Activity: Scan the material for the word "тестового" and return every matching line.

== == ==

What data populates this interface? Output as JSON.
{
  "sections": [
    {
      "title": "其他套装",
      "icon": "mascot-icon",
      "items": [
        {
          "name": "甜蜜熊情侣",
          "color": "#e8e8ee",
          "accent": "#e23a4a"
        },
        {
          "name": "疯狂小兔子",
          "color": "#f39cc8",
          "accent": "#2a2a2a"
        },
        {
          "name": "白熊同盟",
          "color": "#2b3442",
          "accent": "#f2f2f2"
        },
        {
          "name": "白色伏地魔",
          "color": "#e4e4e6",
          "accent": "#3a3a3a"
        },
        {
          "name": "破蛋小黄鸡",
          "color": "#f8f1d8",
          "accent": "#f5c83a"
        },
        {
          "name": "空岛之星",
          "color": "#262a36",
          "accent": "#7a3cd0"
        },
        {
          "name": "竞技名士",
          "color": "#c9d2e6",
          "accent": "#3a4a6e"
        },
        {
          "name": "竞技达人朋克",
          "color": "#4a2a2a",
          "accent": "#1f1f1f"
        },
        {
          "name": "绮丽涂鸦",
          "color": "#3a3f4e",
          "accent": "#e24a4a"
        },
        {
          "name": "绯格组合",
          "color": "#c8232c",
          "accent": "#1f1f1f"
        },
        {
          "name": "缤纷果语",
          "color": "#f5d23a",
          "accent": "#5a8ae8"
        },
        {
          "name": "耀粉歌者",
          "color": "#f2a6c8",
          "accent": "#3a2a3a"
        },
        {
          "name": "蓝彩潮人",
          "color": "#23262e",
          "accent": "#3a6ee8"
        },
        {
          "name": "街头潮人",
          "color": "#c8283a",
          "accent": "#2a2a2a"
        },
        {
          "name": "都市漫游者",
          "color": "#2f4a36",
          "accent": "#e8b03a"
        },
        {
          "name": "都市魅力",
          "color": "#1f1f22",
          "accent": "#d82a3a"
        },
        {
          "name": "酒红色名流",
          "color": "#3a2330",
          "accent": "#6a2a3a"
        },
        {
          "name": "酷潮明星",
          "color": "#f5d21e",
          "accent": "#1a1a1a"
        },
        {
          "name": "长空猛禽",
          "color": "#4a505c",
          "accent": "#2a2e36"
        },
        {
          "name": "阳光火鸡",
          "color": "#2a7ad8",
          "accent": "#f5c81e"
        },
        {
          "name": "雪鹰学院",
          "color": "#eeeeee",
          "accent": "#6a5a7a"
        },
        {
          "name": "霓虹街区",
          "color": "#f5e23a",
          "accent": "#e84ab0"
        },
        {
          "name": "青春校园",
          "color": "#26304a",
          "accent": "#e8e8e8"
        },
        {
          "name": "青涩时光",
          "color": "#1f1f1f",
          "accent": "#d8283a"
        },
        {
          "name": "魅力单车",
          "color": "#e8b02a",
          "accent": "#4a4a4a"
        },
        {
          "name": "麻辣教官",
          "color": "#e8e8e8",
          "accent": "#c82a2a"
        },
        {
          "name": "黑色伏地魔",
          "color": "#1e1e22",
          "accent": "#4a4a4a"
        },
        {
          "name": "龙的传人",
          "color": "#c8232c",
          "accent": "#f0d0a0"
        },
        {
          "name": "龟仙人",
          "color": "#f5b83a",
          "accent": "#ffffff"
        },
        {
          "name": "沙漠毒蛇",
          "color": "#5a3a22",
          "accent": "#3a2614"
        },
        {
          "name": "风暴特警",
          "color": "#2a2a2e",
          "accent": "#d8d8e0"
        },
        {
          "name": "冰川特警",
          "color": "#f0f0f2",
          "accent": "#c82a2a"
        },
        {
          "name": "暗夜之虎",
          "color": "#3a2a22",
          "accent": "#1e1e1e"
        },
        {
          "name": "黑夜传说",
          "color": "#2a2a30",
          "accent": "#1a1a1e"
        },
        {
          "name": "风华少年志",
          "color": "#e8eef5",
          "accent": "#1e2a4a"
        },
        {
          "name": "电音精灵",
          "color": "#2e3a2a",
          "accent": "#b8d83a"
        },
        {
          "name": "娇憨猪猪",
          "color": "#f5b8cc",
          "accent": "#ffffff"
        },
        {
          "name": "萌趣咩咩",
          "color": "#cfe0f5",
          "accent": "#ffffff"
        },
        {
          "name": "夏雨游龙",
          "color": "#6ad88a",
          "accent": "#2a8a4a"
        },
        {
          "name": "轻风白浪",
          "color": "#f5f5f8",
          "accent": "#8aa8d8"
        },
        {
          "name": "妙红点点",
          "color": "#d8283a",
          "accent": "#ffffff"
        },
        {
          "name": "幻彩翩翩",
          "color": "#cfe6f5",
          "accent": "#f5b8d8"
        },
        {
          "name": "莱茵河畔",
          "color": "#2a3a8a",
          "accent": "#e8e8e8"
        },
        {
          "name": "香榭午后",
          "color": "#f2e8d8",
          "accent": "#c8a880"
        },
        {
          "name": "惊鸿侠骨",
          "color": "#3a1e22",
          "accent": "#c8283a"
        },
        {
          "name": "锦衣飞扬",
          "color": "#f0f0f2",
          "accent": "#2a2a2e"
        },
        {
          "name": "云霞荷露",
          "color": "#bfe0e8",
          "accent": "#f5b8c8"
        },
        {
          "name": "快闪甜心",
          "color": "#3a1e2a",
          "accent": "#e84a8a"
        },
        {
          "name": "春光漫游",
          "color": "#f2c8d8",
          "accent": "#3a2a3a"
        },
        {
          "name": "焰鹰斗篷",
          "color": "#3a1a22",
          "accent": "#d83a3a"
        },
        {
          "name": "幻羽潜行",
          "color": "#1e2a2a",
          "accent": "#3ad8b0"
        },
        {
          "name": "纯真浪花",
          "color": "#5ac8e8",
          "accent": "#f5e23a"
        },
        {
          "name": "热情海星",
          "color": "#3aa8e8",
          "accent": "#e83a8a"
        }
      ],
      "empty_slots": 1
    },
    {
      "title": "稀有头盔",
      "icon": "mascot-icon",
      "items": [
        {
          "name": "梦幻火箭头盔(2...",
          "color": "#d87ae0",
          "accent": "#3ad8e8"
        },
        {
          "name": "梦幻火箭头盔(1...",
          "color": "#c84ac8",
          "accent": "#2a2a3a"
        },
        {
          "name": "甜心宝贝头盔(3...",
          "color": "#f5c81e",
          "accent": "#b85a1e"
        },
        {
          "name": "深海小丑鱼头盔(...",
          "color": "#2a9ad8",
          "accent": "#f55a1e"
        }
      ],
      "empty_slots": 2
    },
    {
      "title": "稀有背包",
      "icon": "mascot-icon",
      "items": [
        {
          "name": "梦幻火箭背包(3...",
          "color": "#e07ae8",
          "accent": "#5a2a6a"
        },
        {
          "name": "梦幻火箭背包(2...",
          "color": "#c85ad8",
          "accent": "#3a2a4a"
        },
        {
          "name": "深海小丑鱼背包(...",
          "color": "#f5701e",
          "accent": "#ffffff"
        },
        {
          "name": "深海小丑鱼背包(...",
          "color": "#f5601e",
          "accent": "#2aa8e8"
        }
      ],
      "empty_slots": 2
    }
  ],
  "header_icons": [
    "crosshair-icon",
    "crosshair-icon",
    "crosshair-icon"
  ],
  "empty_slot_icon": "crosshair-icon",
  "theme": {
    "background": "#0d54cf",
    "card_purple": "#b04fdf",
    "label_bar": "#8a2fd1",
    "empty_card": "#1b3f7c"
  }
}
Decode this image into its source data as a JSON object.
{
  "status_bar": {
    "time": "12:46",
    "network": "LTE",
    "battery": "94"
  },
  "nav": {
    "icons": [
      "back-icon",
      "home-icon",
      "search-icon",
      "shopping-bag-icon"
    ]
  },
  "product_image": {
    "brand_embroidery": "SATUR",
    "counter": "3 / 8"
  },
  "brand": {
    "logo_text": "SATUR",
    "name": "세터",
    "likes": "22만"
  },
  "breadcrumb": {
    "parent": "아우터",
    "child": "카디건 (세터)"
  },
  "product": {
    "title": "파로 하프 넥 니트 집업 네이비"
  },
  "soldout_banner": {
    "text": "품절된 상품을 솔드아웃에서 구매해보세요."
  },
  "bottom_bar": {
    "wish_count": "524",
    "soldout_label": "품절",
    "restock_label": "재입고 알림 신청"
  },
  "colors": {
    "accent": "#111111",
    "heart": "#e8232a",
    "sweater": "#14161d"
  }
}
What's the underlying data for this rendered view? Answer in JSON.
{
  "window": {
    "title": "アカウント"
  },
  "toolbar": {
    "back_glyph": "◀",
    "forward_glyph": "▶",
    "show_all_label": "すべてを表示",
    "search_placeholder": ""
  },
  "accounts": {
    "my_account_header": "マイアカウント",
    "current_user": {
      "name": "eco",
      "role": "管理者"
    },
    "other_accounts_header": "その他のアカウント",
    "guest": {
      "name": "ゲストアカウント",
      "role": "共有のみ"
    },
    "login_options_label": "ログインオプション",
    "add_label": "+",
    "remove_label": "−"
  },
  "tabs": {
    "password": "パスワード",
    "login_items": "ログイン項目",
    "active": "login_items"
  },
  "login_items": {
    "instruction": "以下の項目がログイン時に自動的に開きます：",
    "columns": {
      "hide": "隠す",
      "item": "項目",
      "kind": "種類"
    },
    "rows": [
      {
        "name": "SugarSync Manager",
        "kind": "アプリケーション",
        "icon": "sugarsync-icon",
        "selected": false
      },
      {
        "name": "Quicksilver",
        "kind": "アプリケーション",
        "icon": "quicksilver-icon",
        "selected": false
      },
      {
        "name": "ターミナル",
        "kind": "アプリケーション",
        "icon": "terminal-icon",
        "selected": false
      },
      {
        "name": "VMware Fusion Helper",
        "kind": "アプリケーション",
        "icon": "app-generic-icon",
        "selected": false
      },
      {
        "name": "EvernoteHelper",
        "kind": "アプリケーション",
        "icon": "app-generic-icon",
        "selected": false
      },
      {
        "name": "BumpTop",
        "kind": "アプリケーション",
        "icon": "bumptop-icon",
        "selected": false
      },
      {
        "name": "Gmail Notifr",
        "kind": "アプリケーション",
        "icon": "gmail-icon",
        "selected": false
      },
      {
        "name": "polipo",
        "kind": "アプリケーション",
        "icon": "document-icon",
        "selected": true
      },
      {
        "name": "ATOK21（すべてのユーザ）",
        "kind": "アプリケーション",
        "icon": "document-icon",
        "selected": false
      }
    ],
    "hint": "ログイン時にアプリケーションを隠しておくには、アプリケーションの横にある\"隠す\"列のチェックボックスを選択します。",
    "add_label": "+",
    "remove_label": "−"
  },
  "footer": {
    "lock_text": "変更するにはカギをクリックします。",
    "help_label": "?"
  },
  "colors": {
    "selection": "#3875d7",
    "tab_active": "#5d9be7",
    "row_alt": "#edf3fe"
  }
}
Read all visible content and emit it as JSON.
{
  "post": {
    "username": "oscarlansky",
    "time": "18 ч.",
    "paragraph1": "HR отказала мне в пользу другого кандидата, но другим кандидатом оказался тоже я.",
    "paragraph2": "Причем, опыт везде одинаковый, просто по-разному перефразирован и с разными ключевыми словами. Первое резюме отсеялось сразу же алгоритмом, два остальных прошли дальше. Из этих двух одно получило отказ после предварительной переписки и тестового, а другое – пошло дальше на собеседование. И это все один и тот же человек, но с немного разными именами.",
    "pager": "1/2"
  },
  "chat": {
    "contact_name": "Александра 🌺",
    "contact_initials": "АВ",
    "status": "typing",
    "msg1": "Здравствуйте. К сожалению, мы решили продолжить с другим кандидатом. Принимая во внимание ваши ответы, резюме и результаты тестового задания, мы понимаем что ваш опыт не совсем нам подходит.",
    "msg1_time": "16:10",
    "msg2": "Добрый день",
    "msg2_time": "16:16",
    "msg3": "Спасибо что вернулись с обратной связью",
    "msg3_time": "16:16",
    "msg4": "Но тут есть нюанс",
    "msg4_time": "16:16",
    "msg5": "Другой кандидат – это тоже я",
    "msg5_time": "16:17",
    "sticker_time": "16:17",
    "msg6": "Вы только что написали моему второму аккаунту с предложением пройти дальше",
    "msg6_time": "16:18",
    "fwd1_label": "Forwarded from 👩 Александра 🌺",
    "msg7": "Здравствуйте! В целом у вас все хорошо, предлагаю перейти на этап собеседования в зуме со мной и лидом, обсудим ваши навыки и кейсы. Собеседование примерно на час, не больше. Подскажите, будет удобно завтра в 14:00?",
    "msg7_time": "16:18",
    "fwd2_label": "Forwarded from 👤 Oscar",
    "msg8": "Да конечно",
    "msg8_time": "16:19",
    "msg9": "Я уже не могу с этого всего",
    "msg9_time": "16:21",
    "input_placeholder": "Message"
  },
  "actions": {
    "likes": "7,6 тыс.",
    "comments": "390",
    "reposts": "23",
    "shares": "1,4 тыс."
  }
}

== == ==

Response to this exercise:
    "paragraph2": "Причем, опыт везде одинаковый, просто по-разному перефразирован и с разными ключевыми словами. Первое резюме отсеялось сразу же алгоритмом, два остальных прошли дальше. Из этих двух одно получило отказ после предварительной переписки и тестового, а другое – пошло дальше на собеседование. И это все один и тот же человек, но с немного разными именами.",
    "msg1": "Здравствуйте. К сожалению, мы решили продолжить с другим кандидатом. Принимая во внимание ваши ответы, резюме и результаты тестового задания, мы понимаем что ваш опыт не совсем нам подходит.",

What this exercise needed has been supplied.